Things are really picking up again. Yesterday was the first Gumbo rehearsal! I taught some solos to people a lot older than me for the first time, and it was terrifying but rewarding. I’m looking forward to going back in tonight to do some more work for this production. It’s a long, difficult score with very minimal rehearsal time so it is taking a lot of effort from everyone to make everything happen.

I just observed On the Town from the orchestra. It was the largest pit I’ve observed so far, with 22 musicians (down from 28 a few weeks ago, due to cutting back costs). The show is closing in less than 3 weeks, and I think that is actually helping the energy of the show as everyone who works on the show realizes that the year-long run is coming to an end. The musical quality was, of course, excellent. I kept thinking to myself how ahead of its time these orchestrations are. This production uses all of the original music and orchestrations of the original, and it still somehow sounds fresh and exciting today. The whole team of writers were in their mid-20s when they wrote it, the beginning of long and successful careers for Leonard Bernstein, Betty Comden, and Adolph Green.

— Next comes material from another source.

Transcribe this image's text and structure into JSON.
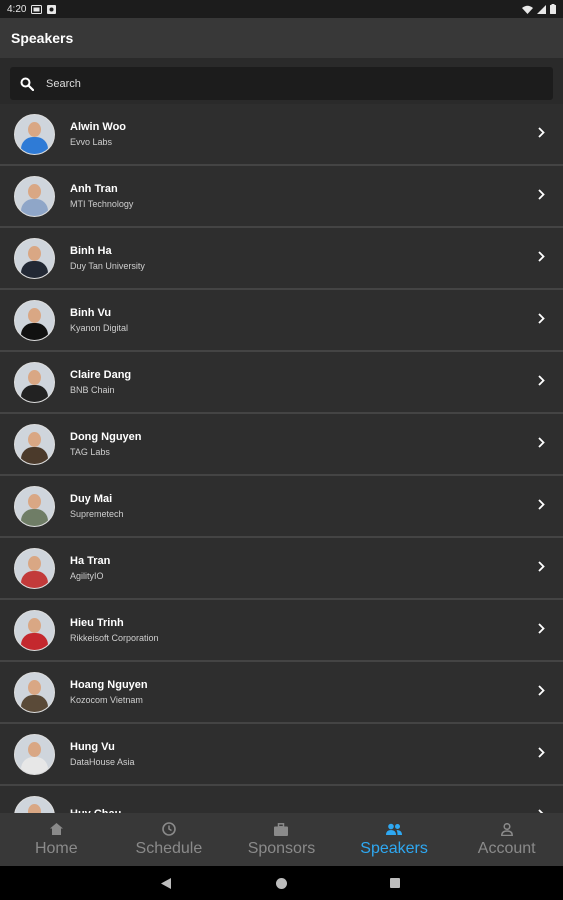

I enjoyed meeting and chatting with the music director and conductor James Moore, a Chicago native himself. We realized we had similar high school experiences, playing a brass instrument in the band while studying piano and singing in choirs. I am getting a good idea of how many different educational backgrounds the music directors of Broadway have. There is no “one path” by any means, and there is also no path that disqualifies one from becoming a music director given they have the talent. It seems that school is best used for connections.

Tomorrow, I am meeting with Chris Fenwick, music director of Fun Home. Then it’s another Gumbo rehearsal!